Harun Farocki: I think there’s a very simple reason for all the other art forms through art history, from impressionism let’s say: representation has become so difficult and the references to the real world are so multi-faceted that it’s very difficult to approach it. So how can you really try to cover the social with paintings or etchings?
That’s really difficult, because the entire self-criticism of art history interferes. Because film and especially documentary film is not yet in this elaborated state in which the poetics are really precise and you have a critical view on everything. Yesterday I wanted to quote something by Bresson, one who, comparably to visual arts, is really on the state of composition in detail. Something one would expect from somebody in visual arts, by the way, but generally that is not the case. That is a good approach to get to the real world and to relate to the social and the political. But it is just an approach; also for the artists themselves, they take this means and deal with the so-called reality: which can also lead to strange things, many things which would never have been possible. Films can suddenly be seen in galleries, so the history of cinema and film-criticism is repeated in a way in the art spaces nowadays. For example, to say it less ambitiously, things like bad television can also find their way to art spaces.
Neja Tomšič: There is a strong sense of a need to control reality, to capture it in all its multi-facet nature present in documentary film and art. As an author with a very long career, would you say that this drive towards capturing reality was always present to this extent?
Harun Farocki: When I started making films in the sixties, and I think till the end of the seventies, for the first decade, I was so busy with how the world should be that I really didn’t watch the world how it was. Yesterday, I showed a film showing people celebrating Christmas in ’68. And in those days I wouldn’t have found it interesting to cover daily life or just to register the phenomenon. Unluckily I was so busy with idealistic projections that I did not have this interest in the real. From then on I started to deal with it and luckily found all these strange things. Other phenomena – like industrialism – have fascinated me a lot. Already some time has passed now, I have been doing it for some decades and questions like what kind of world are we living in, which are the driving forces – the undercurrent or the obvious ones – remain unbelievably interesting. All these changes in life, in attitudes, fashions, it’s an ongoing process and it has not lost its momentum yet.
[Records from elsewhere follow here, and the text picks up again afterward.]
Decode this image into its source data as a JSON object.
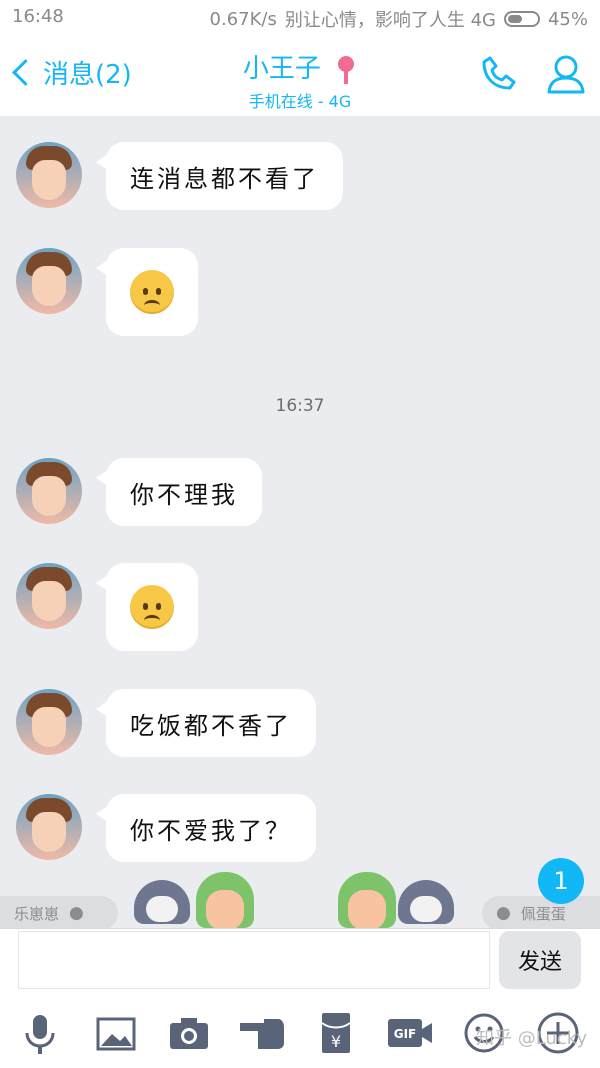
{
  "status_bar": {
    "time": "16:48",
    "network_speed": "0.67K/s",
    "carrier": "别让心情，影响了人生 4G",
    "battery": "45%"
  },
  "header": {
    "back_label": "消息(2)",
    "title": "小王子",
    "subtitle": "手机在线 - 4G"
  },
  "messages": [
    {
      "text": "连消息都不看了"
    },
    {
      "text": "",
      "emoji": "sad-emoji"
    },
    {
      "text": "你不理我"
    },
    {
      "text": "",
      "emoji": "sad-emoji"
    },
    {
      "text": "吃饭都不香了"
    },
    {
      "text": "你不爱我了？"
    }
  ],
  "timestamp": "16:37",
  "couple": {
    "left_name": "乐崽崽",
    "right_name": "佩蛋蛋",
    "notification_count": "1"
  },
  "input": {
    "placeholder": "",
    "send_label": "发送"
  },
  "toolbar_icons": [
    "microphone-icon",
    "image-icon",
    "camera-icon",
    "poke-icon",
    "red-packet-icon",
    "gif-icon",
    "emoji-icon",
    "plus-icon"
  ],
  "watermark": "知乎 @Lucky",
  "colors": {
    "accent": "#12b7f5",
    "background": "#ebecf0"
  }
}
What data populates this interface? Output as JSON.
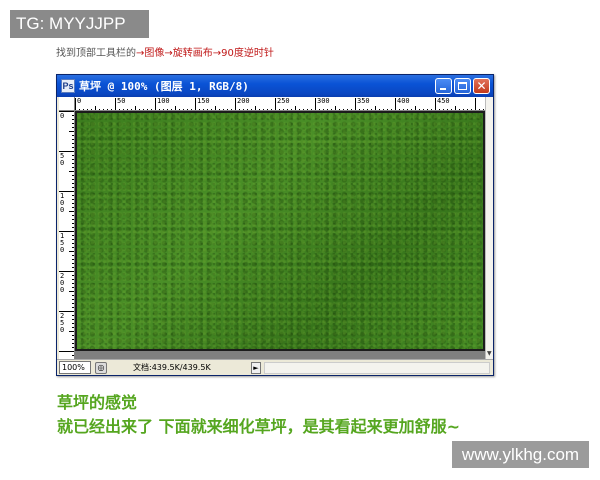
{
  "badge": {
    "text": "TG: MYYJJPP"
  },
  "instruction": {
    "prefix": "找到顶部工具栏的",
    "arrow1": "→",
    "step1": "图像",
    "arrow2": "→",
    "step2": "旋转画布",
    "arrow3": "→",
    "step3": "90度逆时针"
  },
  "window": {
    "title": "草坪 @ 100% (图层 1, RGB/8)",
    "app_icon": "Ps",
    "minimize_icon": "minimize-icon",
    "maximize_icon": "maximize-icon",
    "close_icon": "close-icon",
    "close_glyph": "✕"
  },
  "ruler": {
    "top_labels": [
      "0",
      "50",
      "100",
      "150",
      "200",
      "250",
      "300",
      "350",
      "400",
      "450"
    ],
    "left_labels": [
      "0",
      "50",
      "100",
      "150",
      "200",
      "250"
    ]
  },
  "canvas": {
    "fill_color": "#3f8120",
    "texture": "grass"
  },
  "statusbar": {
    "zoom": "100%",
    "doc_info": "文档:439.5K/439.5K",
    "arrow": "►"
  },
  "caption": {
    "line1": "草坪的感觉",
    "line2": "就已经出来了 下面就来细化草坪，是其看起来更加舒服~"
  },
  "watermark": {
    "text": "www.ylkhg.com"
  },
  "colors": {
    "caption_green": "#55a61f",
    "instruction_red": "#c01818",
    "titlebar_blue": "#0a53d6",
    "badge_gray": "#8a8a8a"
  }
}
Neja Tomšič: What is your view on post-documentary culture theory, being that Images of the World is said to be one of the landmarks of the new wave of documentary film? The shift to the question of what is real and what is not, to subjective views?
Harun Farocki: The question of the border between reality and fiction, the objective and the subjective is not new. I know these debates also from the sixties and so on. I can’t align this question with Images of the World; I don’t know in which sense it is taken for a landmark. For me it was a kind of landmark because my aim was to be theoretical or to produce ideas with films and not producing them on paper and then translating them into film. But to create something with the means of film somehow seemed to succeed and this probably only had to do with the fact that I was a little bit ahead. And that a little bit later Virilio spoke about it – War and Cinema came out. And this idea of the politics of the view and ethics of the view were elaborated later: when I did it, the terms didn’t exist. All these things had been generated in the field. I was observing and communicating with people about them, but they were not yet fixed and therefore this film seemed to be something new and I’m very happy I made it. It was probably the most ambitious work I ever did. I don’t know if I haven’t been ambitious enough since, but I’m hesitant and I try to avoid these main works and to be more peripheral. To avoid huge manifestos and rather make a little contribution, that’s my attitude nowadays.